GECS points to global economic slowdown persisting into 2020
The Global Economic Conditions Survey (GECS) global confidence index fell to its lowest level in almost eight years in the third quarter of 2019. Confidence across regions has converged at low levels. Orders were steady in the latest quarter, but were also at the lowest in over three years.
The message from the GECS is that the global economy will continue to lose momentum into 2020. Inflation concerns continue to diminish in the latest survey and this benign inflation backdrop is allowing central banks to ease monetary policy.
US orders point to slowdown – no recession
Confidence in the US increased slightly, but remains at a low level. Orders fell further and are consistent with GDP growth at an annualised rate of between 1% and 1.5% into next year. Interest rates have been cut by half a percentage point in recent months and further easing is likely by year-end. This – and continued strength in the jobs market – adds to the view that the US will avoid recession.
Asia Pacific hurt by China slowdown
Confidence in the Asia Pacific region fell sharply in Q3, reflecting a weaker outlook as the Chinese economy continues to slow, failing to respond to rather limited stimulus measures. Some economies in the region may get some benefit from boosting exports to the US.
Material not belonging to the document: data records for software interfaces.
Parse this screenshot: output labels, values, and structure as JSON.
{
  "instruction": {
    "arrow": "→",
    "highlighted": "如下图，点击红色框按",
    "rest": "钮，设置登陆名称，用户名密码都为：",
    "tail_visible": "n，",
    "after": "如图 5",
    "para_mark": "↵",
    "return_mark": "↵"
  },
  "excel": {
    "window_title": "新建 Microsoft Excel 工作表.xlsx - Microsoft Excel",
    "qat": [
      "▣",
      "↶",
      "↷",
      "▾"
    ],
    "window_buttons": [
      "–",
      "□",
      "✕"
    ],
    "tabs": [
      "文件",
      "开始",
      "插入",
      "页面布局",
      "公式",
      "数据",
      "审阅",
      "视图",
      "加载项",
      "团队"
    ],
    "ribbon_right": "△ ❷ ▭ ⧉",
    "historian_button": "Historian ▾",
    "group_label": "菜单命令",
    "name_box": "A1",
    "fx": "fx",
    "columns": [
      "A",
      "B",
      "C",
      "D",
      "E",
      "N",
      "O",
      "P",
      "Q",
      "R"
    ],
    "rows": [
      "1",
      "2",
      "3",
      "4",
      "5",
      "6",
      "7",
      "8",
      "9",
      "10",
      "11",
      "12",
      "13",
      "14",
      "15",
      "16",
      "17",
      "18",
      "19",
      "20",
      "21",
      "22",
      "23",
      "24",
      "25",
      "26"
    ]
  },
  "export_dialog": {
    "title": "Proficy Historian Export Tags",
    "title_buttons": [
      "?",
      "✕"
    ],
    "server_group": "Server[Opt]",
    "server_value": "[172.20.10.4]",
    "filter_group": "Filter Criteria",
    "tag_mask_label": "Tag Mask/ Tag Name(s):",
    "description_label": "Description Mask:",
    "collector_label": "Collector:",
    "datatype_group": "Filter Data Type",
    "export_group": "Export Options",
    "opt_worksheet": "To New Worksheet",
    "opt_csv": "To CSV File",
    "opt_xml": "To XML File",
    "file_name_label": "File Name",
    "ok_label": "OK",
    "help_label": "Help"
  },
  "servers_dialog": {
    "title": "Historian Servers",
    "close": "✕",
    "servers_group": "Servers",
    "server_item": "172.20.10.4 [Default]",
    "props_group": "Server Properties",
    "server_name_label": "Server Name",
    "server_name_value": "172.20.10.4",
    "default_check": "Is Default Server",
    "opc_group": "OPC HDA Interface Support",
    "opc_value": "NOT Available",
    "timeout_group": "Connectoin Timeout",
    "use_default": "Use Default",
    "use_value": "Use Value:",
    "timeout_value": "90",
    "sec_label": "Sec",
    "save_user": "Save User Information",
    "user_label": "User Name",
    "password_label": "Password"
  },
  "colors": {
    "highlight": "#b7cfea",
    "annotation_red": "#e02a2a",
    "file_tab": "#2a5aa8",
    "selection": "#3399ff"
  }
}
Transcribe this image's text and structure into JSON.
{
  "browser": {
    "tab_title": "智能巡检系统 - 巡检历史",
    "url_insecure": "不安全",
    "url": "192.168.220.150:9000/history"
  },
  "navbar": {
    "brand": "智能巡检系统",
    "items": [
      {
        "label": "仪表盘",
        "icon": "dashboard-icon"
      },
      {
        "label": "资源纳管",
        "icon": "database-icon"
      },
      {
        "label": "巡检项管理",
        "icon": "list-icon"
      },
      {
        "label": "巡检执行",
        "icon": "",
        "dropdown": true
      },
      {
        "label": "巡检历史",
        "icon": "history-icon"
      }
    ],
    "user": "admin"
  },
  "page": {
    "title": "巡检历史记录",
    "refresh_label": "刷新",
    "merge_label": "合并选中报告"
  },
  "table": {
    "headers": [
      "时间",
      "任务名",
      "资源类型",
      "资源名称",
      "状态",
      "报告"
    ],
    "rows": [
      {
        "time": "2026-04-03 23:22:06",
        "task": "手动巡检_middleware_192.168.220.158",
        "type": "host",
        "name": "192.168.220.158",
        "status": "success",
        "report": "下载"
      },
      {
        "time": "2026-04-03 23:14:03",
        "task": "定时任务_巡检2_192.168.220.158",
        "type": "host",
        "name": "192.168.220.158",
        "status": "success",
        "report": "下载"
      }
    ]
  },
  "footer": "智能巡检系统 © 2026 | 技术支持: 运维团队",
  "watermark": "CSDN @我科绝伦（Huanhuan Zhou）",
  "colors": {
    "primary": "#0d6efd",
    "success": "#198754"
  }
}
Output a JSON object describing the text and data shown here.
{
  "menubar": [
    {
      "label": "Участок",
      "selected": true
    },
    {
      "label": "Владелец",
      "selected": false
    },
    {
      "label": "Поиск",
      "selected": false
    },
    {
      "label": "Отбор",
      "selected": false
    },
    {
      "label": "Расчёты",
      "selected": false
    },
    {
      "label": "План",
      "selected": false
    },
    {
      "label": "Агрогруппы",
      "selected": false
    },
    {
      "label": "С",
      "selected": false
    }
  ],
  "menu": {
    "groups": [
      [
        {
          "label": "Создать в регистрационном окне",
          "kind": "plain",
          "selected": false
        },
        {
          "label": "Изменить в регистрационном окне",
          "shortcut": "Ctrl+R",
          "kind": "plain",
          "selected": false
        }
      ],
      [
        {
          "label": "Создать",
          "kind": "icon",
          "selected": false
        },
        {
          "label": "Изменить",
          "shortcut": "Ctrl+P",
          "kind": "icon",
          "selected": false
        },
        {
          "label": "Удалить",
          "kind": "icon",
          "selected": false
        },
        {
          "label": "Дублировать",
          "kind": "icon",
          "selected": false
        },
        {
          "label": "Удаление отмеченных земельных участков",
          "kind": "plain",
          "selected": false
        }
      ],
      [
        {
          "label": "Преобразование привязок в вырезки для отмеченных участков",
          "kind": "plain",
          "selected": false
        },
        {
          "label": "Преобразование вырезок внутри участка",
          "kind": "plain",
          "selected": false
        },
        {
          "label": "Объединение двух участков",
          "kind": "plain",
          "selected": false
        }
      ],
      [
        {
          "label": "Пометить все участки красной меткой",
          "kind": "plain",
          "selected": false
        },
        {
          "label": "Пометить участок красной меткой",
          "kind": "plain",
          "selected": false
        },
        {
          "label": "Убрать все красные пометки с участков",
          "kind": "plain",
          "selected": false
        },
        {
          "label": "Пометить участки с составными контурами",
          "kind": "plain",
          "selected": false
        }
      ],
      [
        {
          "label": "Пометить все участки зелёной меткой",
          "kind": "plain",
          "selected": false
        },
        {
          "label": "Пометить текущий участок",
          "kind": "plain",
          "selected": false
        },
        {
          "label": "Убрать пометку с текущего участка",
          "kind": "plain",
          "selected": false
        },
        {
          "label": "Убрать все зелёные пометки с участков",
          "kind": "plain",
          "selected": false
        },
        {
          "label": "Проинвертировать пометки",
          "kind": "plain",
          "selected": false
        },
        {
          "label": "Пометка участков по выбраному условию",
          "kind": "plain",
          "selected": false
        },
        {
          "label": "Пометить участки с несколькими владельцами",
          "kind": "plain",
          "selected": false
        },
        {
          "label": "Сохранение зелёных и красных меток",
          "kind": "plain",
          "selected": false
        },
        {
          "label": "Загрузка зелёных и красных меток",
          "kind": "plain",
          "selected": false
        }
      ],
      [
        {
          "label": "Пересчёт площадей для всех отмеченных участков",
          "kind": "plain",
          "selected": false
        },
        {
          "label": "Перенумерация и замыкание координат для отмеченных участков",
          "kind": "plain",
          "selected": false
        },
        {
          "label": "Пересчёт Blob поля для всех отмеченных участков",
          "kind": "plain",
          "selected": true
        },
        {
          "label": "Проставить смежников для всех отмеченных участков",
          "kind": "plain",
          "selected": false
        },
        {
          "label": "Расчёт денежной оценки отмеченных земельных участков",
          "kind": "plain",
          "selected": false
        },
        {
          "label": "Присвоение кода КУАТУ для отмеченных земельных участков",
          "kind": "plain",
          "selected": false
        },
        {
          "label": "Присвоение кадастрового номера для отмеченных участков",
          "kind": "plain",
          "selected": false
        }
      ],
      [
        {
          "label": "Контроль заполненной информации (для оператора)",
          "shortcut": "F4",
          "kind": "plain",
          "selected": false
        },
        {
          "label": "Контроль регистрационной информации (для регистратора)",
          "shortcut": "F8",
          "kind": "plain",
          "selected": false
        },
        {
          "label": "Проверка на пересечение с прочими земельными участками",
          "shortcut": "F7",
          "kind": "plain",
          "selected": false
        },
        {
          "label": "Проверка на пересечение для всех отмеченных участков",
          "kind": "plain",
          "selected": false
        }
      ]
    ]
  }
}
Brexit uncertainty clouds UK prospects
Confidence was stable at a low level and orders dipped in Q3. The outlook points to very weak growth for the rest of the year. Brexit uncertainty is especially harmful to business investment and the GECS capital spending index fell close to a six-year low in the latest survey.
Geopolitical risks undermine Middle East confidence
Oil prices fell slightly between the Q2 and Q3 surveys but confidence in the region suffered a more significant drop. Geopolitical risks in the region, focused on Iran, have heightened in recent months and this has contributed to increased pessimism. . Many economies in the region have cut interest rates in line with the US and this should help their non-oil private sectors.
Emerging markets helped by lower US interest rates, hurt by slowing global trade
Emerging markets (EMs) in the latest GECS suffered falls in confidence generally in line with the global average. EMs benefit from lower US interest rates as it eases liquidity conditions. For those heavily export dependent, a bigger influence is the downturn in global trade.
The US-China trade war – can it trigger a global recession?
The US-China trade war is generally accepted to be the biggest threat to the global economy at present and a cause of the current slowdown. The direct impact operates through tariffs acting to increase prices, reducing real incomes and spending. Such effects are not likely by themselves to be sufficient to push either the US or China into recession.
There are also “winners” in a trade war that is mainly confined to the US and China. In particular, several Asian countries are boosting their exports to the US, replacing those from China. Domestic industries in the US and China, protected from import competition by tariffs, may also boost production.
However, there are other transmission mechanisms, such as tighter financial conditions and volatile equity markets, through which the trade war can act as a drag on global growth. So far there is relatively little evidence of this, although equity markets appear vulnerable to bad news. Finally, a big influence – and the hardest to measure – is the damage to business confidence through increased uncertainty. There are signs that this is affecting business investment in several economies.